WORK ITEM:
For every line below, output the text exactly and leave out images.

EXTRACTED ENTRIES:
◇ ◇ ◇ ◇
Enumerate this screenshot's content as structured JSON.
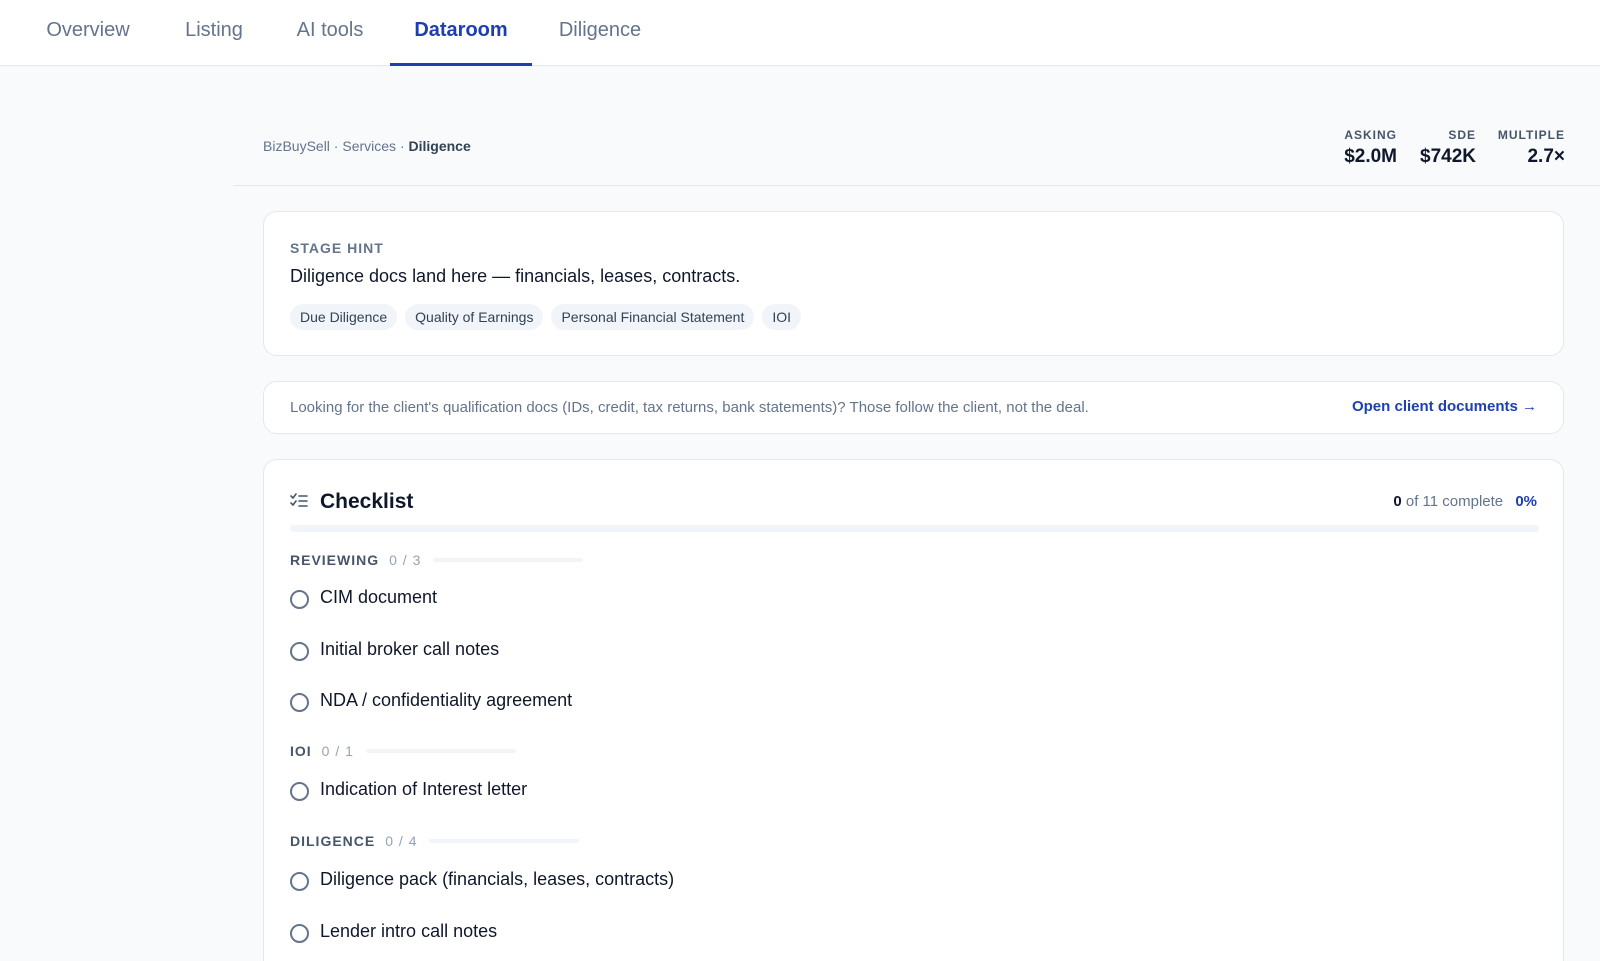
{
  "tabs": [
    {
      "label": "Overview"
    },
    {
      "label": "Listing"
    },
    {
      "label": "AI tools"
    },
    {
      "label": "Dataroom",
      "active": true
    },
    {
      "label": "Diligence"
    }
  ],
  "breadcrumb": {
    "parts": [
      "BizBuySell",
      "Services"
    ],
    "sep": " · ",
    "current": "Diligence"
  },
  "metrics": {
    "asking": {
      "label": "ASKING",
      "value": "$2.0M"
    },
    "sde": {
      "label": "SDE",
      "value": "$742K"
    },
    "multiple": {
      "label": "MULTIPLE",
      "value": "2.7×"
    }
  },
  "stage_hint": {
    "label": "STAGE HINT",
    "text": "Diligence docs land here — financials, leases, contracts.",
    "chips": [
      "Due Diligence",
      "Quality of Earnings",
      "Personal Financial Statement",
      "IOI"
    ]
  },
  "client_note": {
    "text": "Looking for the client's qualification docs (IDs, credit, tax returns, bank statements)? Those follow the client, not the deal.",
    "link": "Open client documents →"
  },
  "checklist": {
    "title": "Checklist",
    "complete": "0",
    "of_text": "of 11 complete",
    "percent": "0%",
    "progress_fraction": 0,
    "groups": [
      {
        "name": "REVIEWING",
        "count": "0 / 3",
        "items": [
          "CIM document",
          "Initial broker call notes",
          "NDA / confidentiality agreement"
        ]
      },
      {
        "name": "IOI",
        "count": "0 / 1",
        "items": [
          "Indication of Interest letter"
        ]
      },
      {
        "name": "DILIGENCE",
        "count": "0 / 4",
        "items": [
          "Diligence pack (financials, leases, contracts)",
          "Lender intro call notes"
        ]
      }
    ]
  },
  "colors": {
    "accent": "#1e40af",
    "muted": "#64748b"
  }
}
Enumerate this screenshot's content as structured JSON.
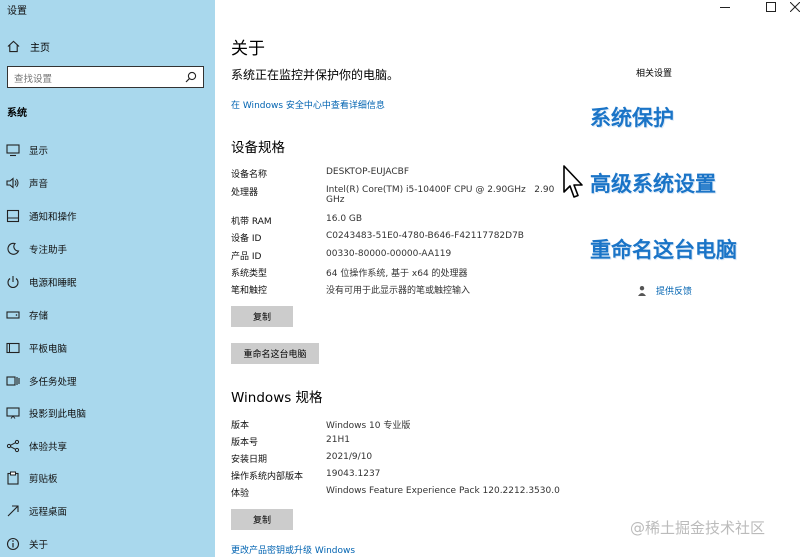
{
  "app": {
    "title": "设置"
  },
  "sidebar": {
    "home": "主页",
    "search_placeholder": "查找设置",
    "section": "系统",
    "items": [
      {
        "label": "显示"
      },
      {
        "label": "声音"
      },
      {
        "label": "通知和操作"
      },
      {
        "label": "专注助手"
      },
      {
        "label": "电源和睡眠"
      },
      {
        "label": "存储"
      },
      {
        "label": "平板电脑"
      },
      {
        "label": "多任务处理"
      },
      {
        "label": "投影到此电脑"
      },
      {
        "label": "体验共享"
      },
      {
        "label": "剪贴板"
      },
      {
        "label": "远程桌面"
      },
      {
        "label": "关于"
      }
    ]
  },
  "main": {
    "title": "关于",
    "protect_text": "系统正在监控并保护你的电脑。",
    "security_link": "在 Windows 安全中心中查看详细信息",
    "device_spec_title": "设备规格",
    "device_specs": [
      {
        "label": "设备名称",
        "value": "DESKTOP-EUJACBF"
      },
      {
        "label": "处理器",
        "value": "Intel(R) Core(TM) i5-10400F CPU @ 2.90GHz   2.90",
        "value2": "GHz"
      },
      {
        "label": "机带 RAM",
        "value": "16.0 GB"
      },
      {
        "label": "设备 ID",
        "value": "C0243483-51E0-4780-B646-F42117782D7B"
      },
      {
        "label": "产品 ID",
        "value": "00330-80000-00000-AA119"
      },
      {
        "label": "系统类型",
        "value": "64 位操作系统, 基于 x64 的处理器"
      },
      {
        "label": "笔和触控",
        "value": "没有可用于此显示器的笔或触控输入"
      }
    ],
    "copy_button": "复制",
    "rename_button": "重命名这台电脑",
    "windows_spec_title": "Windows 规格",
    "windows_specs": [
      {
        "label": "版本",
        "value": "Windows 10 专业版"
      },
      {
        "label": "版本号",
        "value": "21H1"
      },
      {
        "label": "安装日期",
        "value": "2021/9/10"
      },
      {
        "label": "操作系统内部版本",
        "value": "19043.1237"
      },
      {
        "label": "体验",
        "value": "Windows Feature Experience Pack 120.2212.3530.0"
      }
    ],
    "copy_button2": "复制",
    "product_key_link": "更改产品密钥或升级 Windows"
  },
  "related": {
    "title": "相关设置",
    "system_protection": "系统保护",
    "advanced_settings": "高级系统设置",
    "rename_pc": "重命名这台电脑",
    "feedback": "提供反馈"
  },
  "watermark": "@稀土掘金技术社区",
  "colors": {
    "sidebar_bg": "#a9d8ed",
    "accent": "#0063b1",
    "big_link": "#1a74c7"
  }
}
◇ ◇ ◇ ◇
RESPONSE BOX:
Enumerate this screenshot's content as structured JSON.
{
  "tabs": [
    {
      "label": "Overview"
    },
    {
      "label": "Listing"
    },
    {
      "label": "AI tools"
    },
    {
      "label": "Dataroom",
      "active": true
    },
    {
      "label": "Diligence"
    }
  ],
  "breadcrumb": {
    "parts": [
      "BizBuySell",
      "Services"
    ],
    "sep": " · ",
    "current": "Diligence"
  },
  "metrics": {
    "asking": {
      "label": "ASKING",
      "value": "$2.0M"
    },
    "sde": {
      "label": "SDE",
      "value": "$742K"
    },
    "multiple": {
      "label": "MULTIPLE",
      "value": "2.7×"
    }
  },
  "stage_hint": {
    "label": "STAGE HINT",
    "text": "Diligence docs land here — financials, leases, contracts.",
    "chips": [
      "Due Diligence",
      "Quality of Earnings",
      "Personal Financial Statement",
      "IOI"
    ]
  },
  "client_note": {
    "text": "Looking for the client's qualification docs (IDs, credit, tax returns, bank statements)? Those follow the client, not the deal.",
    "link": "Open client documents →"
  },
  "checklist": {
    "title": "Checklist",
    "complete": "0",
    "of_text": "of 11 complete",
    "percent": "0%",
    "progress_fraction": 0,
    "groups": [
      {
        "name": "REVIEWING",
        "count": "0 / 3",
        "items": [
          "CIM document",
          "Initial broker call notes",
          "NDA / confidentiality agreement"
        ]
      },
      {
        "name": "IOI",
        "count": "0 / 1",
        "items": [
          "Indication of Interest letter"
        ]
      },
      {
        "name": "DILIGENCE",
        "count": "0 / 4",
        "items": [
          "Diligence pack (financials, leases, contracts)",
          "Lender intro call notes"
        ]
      }
    ]
  },
  "colors": {
    "accent": "#1e40af",
    "muted": "#64748b"
  }
}
Enumerate this screenshot's content as structured JSON.
{
  "app": {
    "title": "设置"
  },
  "sidebar": {
    "home": "主页",
    "search_placeholder": "查找设置",
    "section": "系统",
    "items": [
      {
        "label": "显示"
      },
      {
        "label": "声音"
      },
      {
        "label": "通知和操作"
      },
      {
        "label": "专注助手"
      },
      {
        "label": "电源和睡眠"
      },
      {
        "label": "存储"
      },
      {
        "label": "平板电脑"
      },
      {
        "label": "多任务处理"
      },
      {
        "label": "投影到此电脑"
      },
      {
        "label": "体验共享"
      },
      {
        "label": "剪贴板"
      },
      {
        "label": "远程桌面"
      },
      {
        "label": "关于"
      }
    ]
  },
  "main": {
    "title": "关于",
    "protect_text": "系统正在监控并保护你的电脑。",
    "security_link": "在 Windows 安全中心中查看详细信息",
    "device_spec_title": "设备规格",
    "device_specs": [
      {
        "label": "设备名称",
        "value": "DESKTOP-EUJACBF"
      },
      {
        "label": "处理器",
        "value": "Intel(R) Core(TM) i5-10400F CPU @ 2.90GHz   2.90",
        "value2": "GHz"
      },
      {
        "label": "机带 RAM",
        "value": "16.0 GB"
      },
      {
        "label": "设备 ID",
        "value": "C0243483-51E0-4780-B646-F42117782D7B"
      },
      {
        "label": "产品 ID",
        "value": "00330-80000-00000-AA119"
      },
      {
        "label": "系统类型",
        "value": "64 位操作系统, 基于 x64 的处理器"
      },
      {
        "label": "笔和触控",
        "value": "没有可用于此显示器的笔或触控输入"
      }
    ],
    "copy_button": "复制",
    "rename_button": "重命名这台电脑",
    "windows_spec_title": "Windows 规格",
    "windows_specs": [
      {
        "label": "版本",
        "value": "Windows 10 专业版"
      },
      {
        "label": "版本号",
        "value": "21H1"
      },
      {
        "label": "安装日期",
        "value": "2021/9/10"
      },
      {
        "label": "操作系统内部版本",
        "value": "19043.1237"
      },
      {
        "label": "体验",
        "value": "Windows Feature Experience Pack 120.2212.3530.0"
      }
    ],
    "copy_button2": "复制",
    "product_key_link": "更改产品密钥或升级 Windows"
  },
  "related": {
    "title": "相关设置",
    "system_protection": "系统保护",
    "advanced_settings": "高级系统设置",
    "rename_pc": "重命名这台电脑",
    "feedback": "提供反馈"
  },
  "watermark": "@稀土掘金技术社区",
  "colors": {
    "sidebar_bg": "#a9d8ed",
    "accent": "#0063b1",
    "big_link": "#1a74c7"
  }
}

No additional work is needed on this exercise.